▶ _SOURCE INFORMATION_
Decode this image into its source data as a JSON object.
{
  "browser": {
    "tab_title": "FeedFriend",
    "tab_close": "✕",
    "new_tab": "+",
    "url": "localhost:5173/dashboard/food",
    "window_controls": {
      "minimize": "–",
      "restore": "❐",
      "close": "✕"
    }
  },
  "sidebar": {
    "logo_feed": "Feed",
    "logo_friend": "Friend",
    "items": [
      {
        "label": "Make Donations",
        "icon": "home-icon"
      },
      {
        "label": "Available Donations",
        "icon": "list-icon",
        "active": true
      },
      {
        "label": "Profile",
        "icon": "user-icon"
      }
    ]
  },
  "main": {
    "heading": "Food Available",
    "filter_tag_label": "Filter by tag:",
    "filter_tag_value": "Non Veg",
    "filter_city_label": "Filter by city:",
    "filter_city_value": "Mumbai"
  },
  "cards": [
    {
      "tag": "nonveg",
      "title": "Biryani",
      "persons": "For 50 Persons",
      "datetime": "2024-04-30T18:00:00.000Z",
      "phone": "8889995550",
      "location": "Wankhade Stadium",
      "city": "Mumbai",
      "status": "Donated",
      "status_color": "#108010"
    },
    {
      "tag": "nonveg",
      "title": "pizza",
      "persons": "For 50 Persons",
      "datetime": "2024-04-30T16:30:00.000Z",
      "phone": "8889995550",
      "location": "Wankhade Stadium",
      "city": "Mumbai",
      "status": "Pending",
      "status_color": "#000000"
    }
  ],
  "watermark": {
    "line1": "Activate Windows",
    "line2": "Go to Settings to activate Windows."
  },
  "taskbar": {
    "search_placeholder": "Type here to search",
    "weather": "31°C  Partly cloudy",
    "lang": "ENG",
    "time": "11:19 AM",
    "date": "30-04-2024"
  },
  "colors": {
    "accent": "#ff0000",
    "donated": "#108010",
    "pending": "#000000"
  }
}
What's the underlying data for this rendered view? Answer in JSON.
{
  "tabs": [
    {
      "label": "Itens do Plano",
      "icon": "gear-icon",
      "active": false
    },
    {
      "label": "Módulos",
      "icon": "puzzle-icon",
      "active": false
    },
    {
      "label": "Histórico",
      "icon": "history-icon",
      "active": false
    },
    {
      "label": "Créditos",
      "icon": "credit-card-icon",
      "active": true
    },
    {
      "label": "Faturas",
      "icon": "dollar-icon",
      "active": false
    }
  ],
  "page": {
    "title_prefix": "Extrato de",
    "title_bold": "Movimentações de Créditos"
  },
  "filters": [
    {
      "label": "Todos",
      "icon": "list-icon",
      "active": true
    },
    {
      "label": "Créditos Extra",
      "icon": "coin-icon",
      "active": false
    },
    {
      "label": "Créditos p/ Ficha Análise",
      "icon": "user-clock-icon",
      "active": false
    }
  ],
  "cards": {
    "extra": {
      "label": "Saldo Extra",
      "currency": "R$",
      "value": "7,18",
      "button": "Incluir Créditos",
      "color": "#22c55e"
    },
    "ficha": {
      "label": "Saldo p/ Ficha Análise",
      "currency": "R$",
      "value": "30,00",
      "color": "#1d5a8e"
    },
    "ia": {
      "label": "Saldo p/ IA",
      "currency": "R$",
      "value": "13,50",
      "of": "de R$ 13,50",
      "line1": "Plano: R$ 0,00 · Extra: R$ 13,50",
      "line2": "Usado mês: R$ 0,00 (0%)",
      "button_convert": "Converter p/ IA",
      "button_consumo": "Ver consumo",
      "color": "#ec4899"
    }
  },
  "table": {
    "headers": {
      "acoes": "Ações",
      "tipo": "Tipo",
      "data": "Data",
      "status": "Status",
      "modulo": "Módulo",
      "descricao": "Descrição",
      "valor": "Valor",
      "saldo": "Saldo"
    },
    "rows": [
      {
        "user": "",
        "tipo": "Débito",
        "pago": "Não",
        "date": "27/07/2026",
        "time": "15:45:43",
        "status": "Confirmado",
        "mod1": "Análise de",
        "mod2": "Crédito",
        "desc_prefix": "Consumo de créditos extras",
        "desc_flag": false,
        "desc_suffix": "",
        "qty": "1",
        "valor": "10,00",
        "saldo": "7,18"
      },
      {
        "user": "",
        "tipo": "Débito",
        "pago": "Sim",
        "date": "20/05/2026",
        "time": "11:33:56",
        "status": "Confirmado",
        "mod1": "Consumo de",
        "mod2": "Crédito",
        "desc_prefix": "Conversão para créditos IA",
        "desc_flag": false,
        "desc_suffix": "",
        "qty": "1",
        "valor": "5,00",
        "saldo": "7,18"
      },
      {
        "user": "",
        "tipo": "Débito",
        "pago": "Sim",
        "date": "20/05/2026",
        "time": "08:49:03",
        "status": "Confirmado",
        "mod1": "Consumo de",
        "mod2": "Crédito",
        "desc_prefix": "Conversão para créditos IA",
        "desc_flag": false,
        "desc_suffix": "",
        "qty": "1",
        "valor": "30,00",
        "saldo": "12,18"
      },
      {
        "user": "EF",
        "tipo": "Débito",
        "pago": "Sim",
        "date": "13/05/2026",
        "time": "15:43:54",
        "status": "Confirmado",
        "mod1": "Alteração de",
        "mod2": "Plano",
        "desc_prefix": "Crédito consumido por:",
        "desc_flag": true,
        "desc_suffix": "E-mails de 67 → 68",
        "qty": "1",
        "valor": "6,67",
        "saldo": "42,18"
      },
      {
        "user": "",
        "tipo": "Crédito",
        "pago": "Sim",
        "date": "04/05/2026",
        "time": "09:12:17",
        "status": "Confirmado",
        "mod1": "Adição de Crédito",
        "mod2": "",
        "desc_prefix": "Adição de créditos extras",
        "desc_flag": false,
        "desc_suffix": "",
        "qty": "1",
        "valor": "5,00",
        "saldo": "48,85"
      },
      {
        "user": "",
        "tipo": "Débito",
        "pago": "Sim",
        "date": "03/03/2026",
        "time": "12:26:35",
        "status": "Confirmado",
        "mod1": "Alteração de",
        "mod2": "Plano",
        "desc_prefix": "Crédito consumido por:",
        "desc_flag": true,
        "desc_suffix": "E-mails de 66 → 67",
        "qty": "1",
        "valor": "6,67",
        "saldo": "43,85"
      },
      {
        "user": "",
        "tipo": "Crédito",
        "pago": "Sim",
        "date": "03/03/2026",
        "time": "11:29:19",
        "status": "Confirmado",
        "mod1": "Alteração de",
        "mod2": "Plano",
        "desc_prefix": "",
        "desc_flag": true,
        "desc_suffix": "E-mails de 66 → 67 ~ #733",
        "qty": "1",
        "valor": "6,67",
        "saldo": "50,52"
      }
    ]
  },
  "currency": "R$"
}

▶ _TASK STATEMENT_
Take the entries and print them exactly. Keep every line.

▶ _RESULT FOR THIS TASK_
Decode this image into its source data as a JSON object.
{
  "browser": {
    "tab_title": "FeedFriend",
    "tab_close": "✕",
    "new_tab": "+",
    "url": "localhost:5173/dashboard/food",
    "window_controls": {
      "minimize": "–",
      "restore": "❐",
      "close": "✕"
    }
  },
  "sidebar": {
    "logo_feed": "Feed",
    "logo_friend": "Friend",
    "items": [
      {
        "label": "Make Donations",
        "icon": "home-icon"
      },
      {
        "label": "Available Donations",
        "icon": "list-icon",
        "active": true
      },
      {
        "label": "Profile",
        "icon": "user-icon"
      }
    ]
  },
  "main": {
    "heading": "Food Available",
    "filter_tag_label": "Filter by tag:",
    "filter_tag_value": "Non Veg",
    "filter_city_label": "Filter by city:",
    "filter_city_value": "Mumbai"
  },
  "cards": [
    {
      "tag": "nonveg",
      "title": "Biryani",
      "persons": "For 50 Persons",
      "datetime": "2024-04-30T18:00:00.000Z",
      "phone": "8889995550",
      "location": "Wankhade Stadium",
      "city": "Mumbai",
      "status": "Donated",
      "status_color": "#108010"
    },
    {
      "tag": "nonveg",
      "title": "pizza",
      "persons": "For 50 Persons",
      "datetime": "2024-04-30T16:30:00.000Z",
      "phone": "8889995550",
      "location": "Wankhade Stadium",
      "city": "Mumbai",
      "status": "Pending",
      "status_color": "#000000"
    }
  ],
  "watermark": {
    "line1": "Activate Windows",
    "line2": "Go to Settings to activate Windows."
  },
  "taskbar": {
    "search_placeholder": "Type here to search",
    "weather": "31°C  Partly cloudy",
    "lang": "ENG",
    "time": "11:19 AM",
    "date": "30-04-2024"
  },
  "colors": {
    "accent": "#ff0000",
    "donated": "#108010",
    "pending": "#000000"
  }
}
What's the underlying data for this rendered view? Answer in JSON.
{
  "tabs": [
    {
      "label": "Itens do Plano",
      "icon": "gear-icon",
      "active": false
    },
    {
      "label": "Módulos",
      "icon": "puzzle-icon",
      "active": false
    },
    {
      "label": "Histórico",
      "icon": "history-icon",
      "active": false
    },
    {
      "label": "Créditos",
      "icon": "credit-card-icon",
      "active": true
    },
    {
      "label": "Faturas",
      "icon": "dollar-icon",
      "active": false
    }
  ],
  "page": {
    "title_prefix": "Extrato de",
    "title_bold": "Movimentações de Créditos"
  },
  "filters": [
    {
      "label": "Todos",
      "icon": "list-icon",
      "active": true
    },
    {
      "label": "Créditos Extra",
      "icon": "coin-icon",
      "active": false
    },
    {
      "label": "Créditos p/ Ficha Análise",
      "icon": "user-clock-icon",
      "active": false
    }
  ],
  "cards": {
    "extra": {
      "label": "Saldo Extra",
      "currency": "R$",
      "value": "7,18",
      "button": "Incluir Créditos",
      "color": "#22c55e"
    },
    "ficha": {
      "label": "Saldo p/ Ficha Análise",
      "currency": "R$",
      "value": "30,00",
      "color": "#1d5a8e"
    },
    "ia": {
      "label": "Saldo p/ IA",
      "currency": "R$",
      "value": "13,50",
      "of": "de R$ 13,50",
      "line1": "Plano: R$ 0,00 · Extra: R$ 13,50",
      "line2": "Usado mês: R$ 0,00 (0%)",
      "button_convert": "Converter p/ IA",
      "button_consumo": "Ver consumo",
      "color": "#ec4899"
    }
  },
  "table": {
    "headers": {
      "acoes": "Ações",
      "tipo": "Tipo",
      "data": "Data",
      "status": "Status",
      "modulo": "Módulo",
      "descricao": "Descrição",
      "valor": "Valor",
      "saldo": "Saldo"
    },
    "rows": [
      {
        "user": "",
        "tipo": "Débito",
        "pago": "Não",
        "date": "27/07/2026",
        "time": "15:45:43",
        "status": "Confirmado",
        "mod1": "Análise de",
        "mod2": "Crédito",
        "desc_prefix": "Consumo de créditos extras",
        "desc_flag": false,
        "desc_suffix": "",
        "qty": "1",
        "valor": "10,00",
        "saldo": "7,18"
      },
      {
        "user": "",
        "tipo": "Débito",
        "pago": "Sim",
        "date": "20/05/2026",
        "time": "11:33:56",
        "status": "Confirmado",
        "mod1": "Consumo de",
        "mod2": "Crédito",
        "desc_prefix": "Conversão para créditos IA",
        "desc_flag": false,
        "desc_suffix": "",
        "qty": "1",
        "valor": "5,00",
        "saldo": "7,18"
      },
      {
        "user": "",
        "tipo": "Débito",
        "pago": "Sim",
        "date": "20/05/2026",
        "time": "08:49:03",
        "status": "Confirmado",
        "mod1": "Consumo de",
        "mod2": "Crédito",
        "desc_prefix": "Conversão para créditos IA",
        "desc_flag": false,
        "desc_suffix": "",
        "qty": "1",
        "valor": "30,00",
        "saldo": "12,18"
      },
      {
        "user": "EF",
        "tipo": "Débito",
        "pago": "Sim",
        "date": "13/05/2026",
        "time": "15:43:54",
        "status": "Confirmado",
        "mod1": "Alteração de",
        "mod2": "Plano",
        "desc_prefix": "Crédito consumido por:",
        "desc_flag": true,
        "desc_suffix": "E-mails de 67 → 68",
        "qty": "1",
        "valor": "6,67",
        "saldo": "42,18"
      },
      {
        "user": "",
        "tipo": "Crédito",
        "pago": "Sim",
        "date": "04/05/2026",
        "time": "09:12:17",
        "status": "Confirmado",
        "mod1": "Adição de Crédito",
        "mod2": "",
        "desc_prefix": "Adição de créditos extras",
        "desc_flag": false,
        "desc_suffix": "",
        "qty": "1",
        "valor": "5,00",
        "saldo": "48,85"
      },
      {
        "user": "",
        "tipo": "Débito",
        "pago": "Sim",
        "date": "03/03/2026",
        "time": "12:26:35",
        "status": "Confirmado",
        "mod1": "Alteração de",
        "mod2": "Plano",
        "desc_prefix": "Crédito consumido por:",
        "desc_flag": true,
        "desc_suffix": "E-mails de 66 → 67",
        "qty": "1",
        "valor": "6,67",
        "saldo": "43,85"
      },
      {
        "user": "",
        "tipo": "Crédito",
        "pago": "Sim",
        "date": "03/03/2026",
        "time": "11:29:19",
        "status": "Confirmado",
        "mod1": "Alteração de",
        "mod2": "Plano",
        "desc_prefix": "",
        "desc_flag": true,
        "desc_suffix": "E-mails de 66 → 67 ~ #733",
        "qty": "1",
        "valor": "6,67",
        "saldo": "50,52"
      }
    ]
  },
  "currency": "R$"
}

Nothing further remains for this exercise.